(New throughout, adds details on legal argument)
By Lawrence Hurley
WASHINGTON Jan 3 The U.S. government asked the
Supreme Court on Friday not to allow Roman Catholic-affiliated
groups a temporary exemption from a part of the Obamacare
healthcare law that requires employers to provide insurance
policies covering contraception.
On Tuesday night, Justice Sonia Sotomayor had granted a
temporary injunction preventing the government from enforcing
the so-called "contraception mandate" against the Little Sisters
of the Poor and Christian Brothers Services while litigation
In its filing on Friday, the government said the groups have
no legal basis to file the lawsuit because the insurance plan in
question is a "church plan," which the government has already
acknowledged it cannot force to provide contraception coverage.
Little Sisters of the Poor is a Baltimore-based order of
nuns that runs nursing homes across the country. Christian
Brothers Services administers healthcare plans for Catholic
Now that the court has received the government's filing, it
will decide whether to extend the injunction while the case
continues in lower courts. There is no deadline for court
action, and Sotomayor can make the decision herself or refer it
to the whole court, in which case all nine justices will decide.
The case coincides with the expansion this year of coverage
under the 2010 Obamacare law, the most sweeping U.S. social
legislation in 50 years.

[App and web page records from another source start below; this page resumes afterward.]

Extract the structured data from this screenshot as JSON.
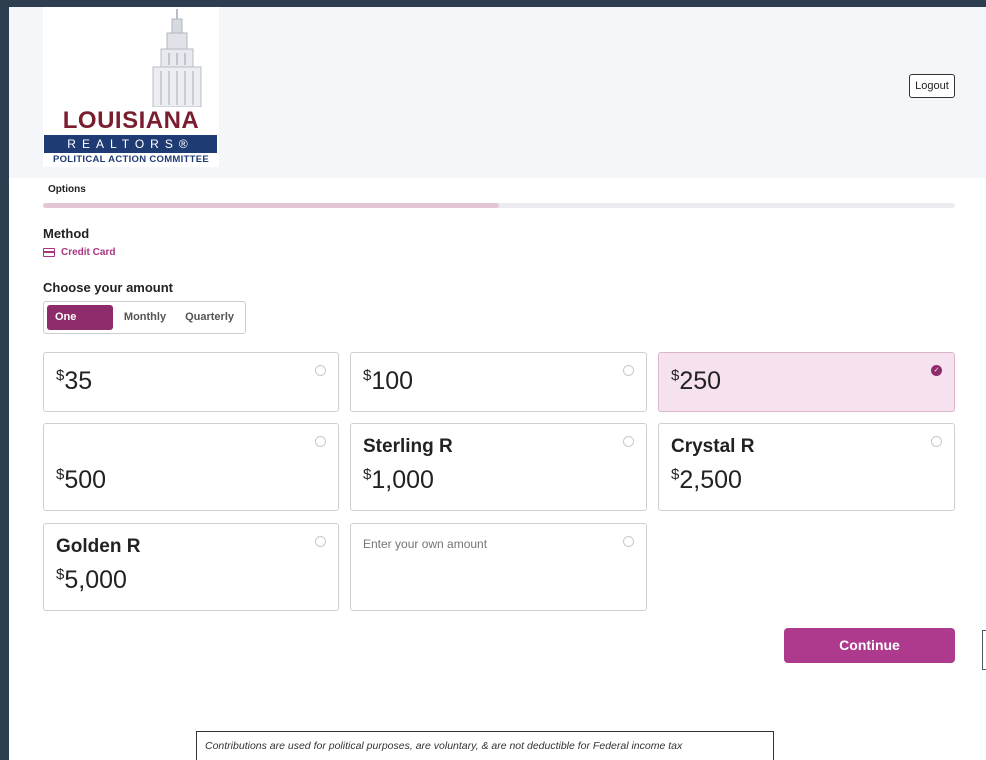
{
  "header": {
    "logo": {
      "main": "LOUISIANA",
      "bar": "REALTORS®",
      "sub": "POLITICAL ACTION COMMITTEE"
    },
    "logout_label": "Logout"
  },
  "progress": {
    "step_label": "Options",
    "percent": 50
  },
  "method": {
    "title": "Method",
    "selected": "Credit Card",
    "icon": "credit-card-icon"
  },
  "amount": {
    "title": "Choose your amount",
    "frequency": [
      {
        "label": "One Time",
        "active": true
      },
      {
        "label": "Monthly",
        "active": false
      },
      {
        "label": "Quarterly",
        "active": false
      }
    ],
    "options": [
      {
        "name": "",
        "currency": "$",
        "amount": "35",
        "selected": false
      },
      {
        "name": "",
        "currency": "$",
        "amount": "100",
        "selected": false
      },
      {
        "name": "",
        "currency": "$",
        "amount": "250",
        "selected": true
      },
      {
        "name": "",
        "currency": "$",
        "amount": "500",
        "selected": false
      },
      {
        "name": "Sterling R",
        "currency": "$",
        "amount": "1,000",
        "selected": false
      },
      {
        "name": "Crystal R",
        "currency": "$",
        "amount": "2,500",
        "selected": false
      },
      {
        "name": "Golden R",
        "currency": "$",
        "amount": "5,000",
        "selected": false
      }
    ],
    "custom_placeholder": "Enter your own amount"
  },
  "continue_label": "Continue",
  "disclaimer": "Contributions are used for political purposes, are voluntary, & are not deductible for Federal income tax",
  "colors": {
    "accent": "#8e2b6b",
    "button": "#ad3a8d",
    "selected_bg": "#f6e2ef",
    "logo_red": "#7a1d2e",
    "logo_blue": "#1f3b74"
  }
}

The religious organizations accuse the federal government of
forcing them to support contraception and sterilization in
violation of their religious beliefs or face steep fines.
The 2010 Affordable Care Act, known as Obamacare, aims to
dramatically reduce the number of Americans with no health
insurance, estimated by the government at more than 45 million.
Republicans oppose the law, and hope their stance gains them
seats in November's Congressional elections, especially after
glitches with the website used to enroll people in coverage.
The healthcare law requires employers to provide insurance
covering preventive services for women, including contraception
and sterilization. There is an exception for religious
institutions such as houses of worship that mainly serve and
employ members of their own faith, but not schools, hospitals
and charitable organizations employing people of all faiths.
As a compromise, the administration agreed to an
accommodation for non-profits affiliated with religious entities
that was finalized in July.
Under the accommodation, eligible non-profits must provide a
"self certification", described by one lower court judge as a
"permission slip" authorizing insurance companies to provide the
coverage. Challengers say that step alone violates their
religious rights, regardless of whether employees ultimately
receive contraception coverage.
They also point to court papers in which the government has
said it is still looking at ways to enforce the contraception
mandate against church plan administrators.
In a separate case in U.S. District Court in Washington,
D.C., the government said in a November filing that officials
"continue to consider potential options to fully and
appropriately extend the consumer protections provided by the
preventive services coverage regulations to self-insured church
A federal judge in Colorado, William Martinez, denied the
plaintiffs' request for an injunction on Dec. 27. The
Denver-based 10th U.S. Circuit Court of Appeals followed suit on
Dec 31, prompting the last minute plea to the Supreme Court.
Throughout the country, Catholic groups are asking the
courts to exempt them temporarily from the mandate while
litigation continues. Most courts have granted the requests. The
mandate, which was due to take effect for the organizations on
Wednesday, is already in place for many women who have private
In separate cases, the Supreme Court already has agreed to
hear oral arguments on whether for-profit corporations have the
basis to object to the contraception mandate on religious
grounds. The court is due to hear the arguments in March and
decide the two consolidated cases by the end of June.
(Editing by Howard Goller, Chizu Nomiyama and David Gregorio)